Harry’s struggle speaks volumes to religious seekers today as a metaphor for their own struggle with God. World Values Survey data files indicate that more than 70% of Western Europeans and 94% of Americans still believe in a supreme being, the doubt comes over who that supreme is and whether he – or she – is worth following. Westerners have left the church in droves, with less than one–third of the population attending regularly in the United States, roughly only 16% attending on average across Western Europe and less than 9 percent attending in Great Britain (World Values Survey). Such surveys show a high rate of what this researcher likes to call cultural Christianity.

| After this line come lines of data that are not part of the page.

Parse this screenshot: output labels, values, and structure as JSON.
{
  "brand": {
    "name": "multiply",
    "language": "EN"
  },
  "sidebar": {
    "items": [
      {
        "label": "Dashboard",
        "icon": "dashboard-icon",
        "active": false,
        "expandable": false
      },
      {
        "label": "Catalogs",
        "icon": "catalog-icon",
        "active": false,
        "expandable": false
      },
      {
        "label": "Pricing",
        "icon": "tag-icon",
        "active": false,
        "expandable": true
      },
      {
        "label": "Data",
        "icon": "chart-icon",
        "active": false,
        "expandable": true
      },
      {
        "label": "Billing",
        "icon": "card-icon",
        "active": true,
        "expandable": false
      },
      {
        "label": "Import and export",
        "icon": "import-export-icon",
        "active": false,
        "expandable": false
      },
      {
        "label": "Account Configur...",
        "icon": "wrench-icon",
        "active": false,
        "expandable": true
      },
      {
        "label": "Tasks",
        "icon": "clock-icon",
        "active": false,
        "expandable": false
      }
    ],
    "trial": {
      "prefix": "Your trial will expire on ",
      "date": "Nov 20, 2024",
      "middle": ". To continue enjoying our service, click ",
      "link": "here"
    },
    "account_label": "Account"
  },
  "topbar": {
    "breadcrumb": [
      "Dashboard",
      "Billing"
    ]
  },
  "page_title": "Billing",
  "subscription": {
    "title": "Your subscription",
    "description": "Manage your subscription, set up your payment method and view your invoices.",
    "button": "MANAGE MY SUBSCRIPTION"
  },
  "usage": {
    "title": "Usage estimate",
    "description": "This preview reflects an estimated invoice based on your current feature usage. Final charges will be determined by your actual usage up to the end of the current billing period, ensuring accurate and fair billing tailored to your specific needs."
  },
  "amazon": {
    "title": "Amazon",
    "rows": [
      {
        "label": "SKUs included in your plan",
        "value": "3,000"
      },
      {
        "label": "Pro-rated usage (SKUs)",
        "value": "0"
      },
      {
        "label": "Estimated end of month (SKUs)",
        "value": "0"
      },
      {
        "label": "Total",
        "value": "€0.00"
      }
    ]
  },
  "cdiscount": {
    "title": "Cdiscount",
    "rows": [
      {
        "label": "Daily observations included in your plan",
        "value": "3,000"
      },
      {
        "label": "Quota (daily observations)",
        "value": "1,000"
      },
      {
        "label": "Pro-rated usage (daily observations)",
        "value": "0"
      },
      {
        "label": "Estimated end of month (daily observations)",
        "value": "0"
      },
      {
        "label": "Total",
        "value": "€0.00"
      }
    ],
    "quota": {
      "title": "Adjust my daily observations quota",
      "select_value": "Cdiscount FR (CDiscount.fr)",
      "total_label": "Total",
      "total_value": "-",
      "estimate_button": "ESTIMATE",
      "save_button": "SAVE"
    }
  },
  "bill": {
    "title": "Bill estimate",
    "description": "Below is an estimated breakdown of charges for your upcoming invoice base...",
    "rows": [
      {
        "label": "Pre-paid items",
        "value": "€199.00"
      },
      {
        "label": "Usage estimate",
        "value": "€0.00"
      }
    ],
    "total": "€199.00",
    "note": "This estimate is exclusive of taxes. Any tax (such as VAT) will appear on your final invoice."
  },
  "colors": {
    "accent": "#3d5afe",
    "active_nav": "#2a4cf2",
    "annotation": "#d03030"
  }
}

For instance, while they do not attend church very often, 80% of the British interviewed told surveyors they identify with a religious denomination, and more than 60% think about the meaning and purpose of life. Cultural Christians still believe in something; it is just not articulated in traditional terms.

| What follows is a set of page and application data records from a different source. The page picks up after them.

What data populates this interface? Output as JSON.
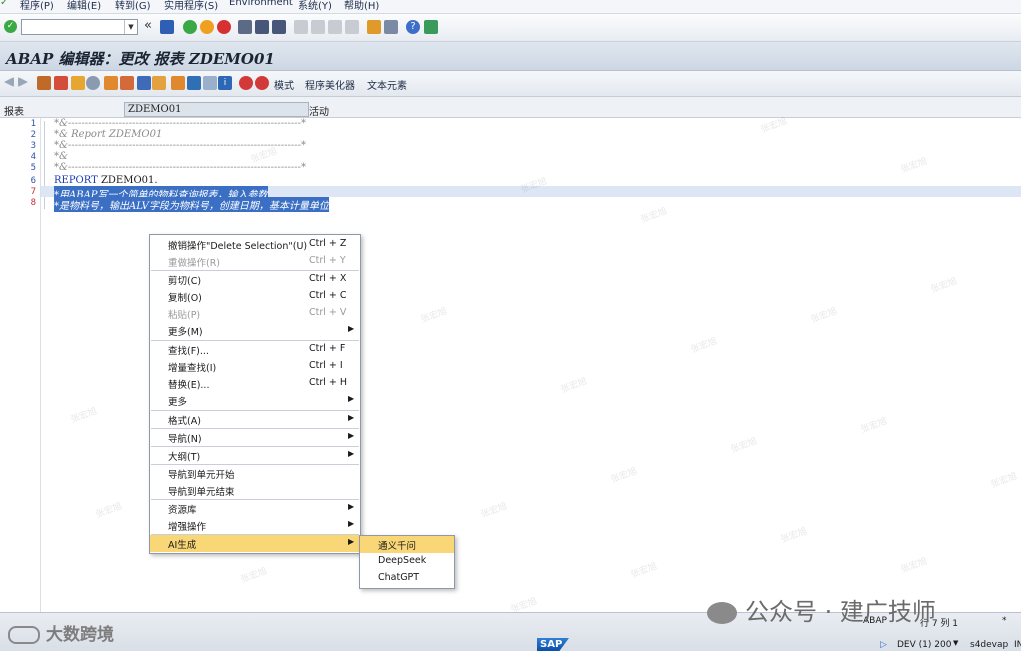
{
  "menubar": {
    "items": [
      "程序(P)",
      "编辑(E)",
      "转到(G)",
      "实用程序(S)",
      "Environment",
      "系统(Y)",
      "帮助(H)"
    ]
  },
  "toolbar": {
    "command_field_value": "",
    "icons": [
      "enter-icon",
      "save-icon",
      "back-icon",
      "exit-icon",
      "cancel-icon",
      "print-icon",
      "find-icon",
      "find-next-icon",
      "first-page-icon",
      "prev-page-icon",
      "next-page-icon",
      "last-page-icon",
      "new-session-icon",
      "shortcut-icon",
      "help-icon",
      "customize-icon"
    ]
  },
  "title": "ABAP 编辑器：更改 报表 ZDEMO01",
  "app_toolbar": {
    "buttons": [
      "模式",
      "程序美化器",
      "文本元素"
    ]
  },
  "header": {
    "type_label": "报表",
    "program_name": "ZDEMO01",
    "status": "活动"
  },
  "editor": {
    "lines": [
      {
        "num": "1",
        "text": "*&---------------------------------------------------------------------*",
        "kind": "comment"
      },
      {
        "num": "2",
        "text": "*& Report ZDEMO01",
        "kind": "comment"
      },
      {
        "num": "3",
        "text": "*&---------------------------------------------------------------------*",
        "kind": "comment"
      },
      {
        "num": "4",
        "text": "*&",
        "kind": "comment"
      },
      {
        "num": "5",
        "text": "*&---------------------------------------------------------------------*",
        "kind": "comment"
      },
      {
        "num": "6",
        "kw": "REPORT",
        "text": " ZDEMO01.",
        "kind": "code"
      },
      {
        "num": "7",
        "text": "*用ABAP写一个简单的物料查询报表，输入参数",
        "kind": "selected"
      },
      {
        "num": "8",
        "text": "*是物料号，输出ALV字段为物料号，创建日期，基本计量单位",
        "kind": "selected"
      }
    ]
  },
  "context_menu": {
    "items": [
      {
        "label": "撤销操作\"Delete Selection\"(U)",
        "shortcut": "Ctrl + Z"
      },
      {
        "label": "重做操作(R)",
        "shortcut": "Ctrl + Y"
      },
      {
        "label": "剪切(C)",
        "shortcut": "Ctrl + X"
      },
      {
        "label": "复制(O)",
        "shortcut": "Ctrl + C"
      },
      {
        "label": "粘贴(P)",
        "shortcut": "Ctrl + V"
      },
      {
        "label": "更多(M)",
        "shortcut": ""
      },
      {
        "label": "查找(F)...",
        "shortcut": "Ctrl + F"
      },
      {
        "label": "增量查找(I)",
        "shortcut": "Ctrl + I"
      },
      {
        "label": "替换(E)...",
        "shortcut": "Ctrl + H"
      },
      {
        "label": "更多",
        "shortcut": ""
      },
      {
        "label": "格式(A)",
        "shortcut": ""
      },
      {
        "label": "导航(N)",
        "shortcut": ""
      },
      {
        "label": "大纲(T)",
        "shortcut": ""
      },
      {
        "label": "导航到单元开始",
        "shortcut": ""
      },
      {
        "label": "导航到单元结束",
        "shortcut": ""
      },
      {
        "label": "资源库",
        "shortcut": ""
      },
      {
        "label": "增强操作",
        "shortcut": ""
      },
      {
        "label": "AI生成",
        "shortcut": ""
      }
    ],
    "submenu_arrow": "▶"
  },
  "ai_submenu": {
    "items": [
      "通义千问",
      "DeepSeek",
      "ChatGPT"
    ]
  },
  "statusbar": {
    "language": "ABAP",
    "position": "行 7 列 1",
    "mode": "*",
    "system": "DEV (1) 200",
    "server": "s4devap",
    "ins": "IN",
    "logo": "SAP"
  },
  "watermarks": {
    "repeat_text": "张宏旭",
    "brand": "公众号 · 建广技师",
    "left_brand": "大数跨境"
  },
  "colors": {
    "selection": "#3a6fc4",
    "menu_highlight": "#f9d777",
    "line_numbers": "#2a56a8",
    "keyword": "#1a3bb3"
  }
}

Secular distrust in God has many sources. The erosion of faith began with the rise of Enlightenment ideals that placed trust in mankind’s reason, not God. Science and new historical criticism further eroded faith in the bible in the 19th century. But people also lost touch with the church, which was seen to be maintaining the old authority structure rather than helping modern individuals meet their needs or assert their basic rights (See Bruce, Davie, Marty or McLeod for an overview on secularisation). While many people worldwide still believe in Christianity–the faith has experienced a growth spurt south of the Equator – most Westerners tend to practice ‘religion a la carte’ mixing their cultural Christianity with other spiritual and philosophical ideas (See Cox; Newbigin, Foolishness to the Greeks; Newbigin, Gospel in a Pluralist Society, and Romanowski). Many distrust organised religion, connecting the hypocrisy of Christians to God, and do not see his relevance for their lives. In times of anxiety, men and women search for answers, often turning to God, but question why he does not supersede the laws of the universe to end the pain and agony people see. As Lewis notes, in today’s modern world, God is the one on trial.
The ancient man approached God (or the gods) as the accursed person approaches his judge. For the modern man the roles are reversed. He is the judge: God is in the dock. He is quite a kindly judge: if God should have a reasonable defense for being the god who permits war, poverty and disease, he is ready to listen to it. The trial may even end in God’s acquittal. But the important thing is that man is on the Bench and God is in the Dock (Lewis, God in the Dock 244).
J.K. Rowling put Dumbledore on trial in much the same way, ultimately declaring his innocence and Harry’s faith. Only time will tell if God fares as well.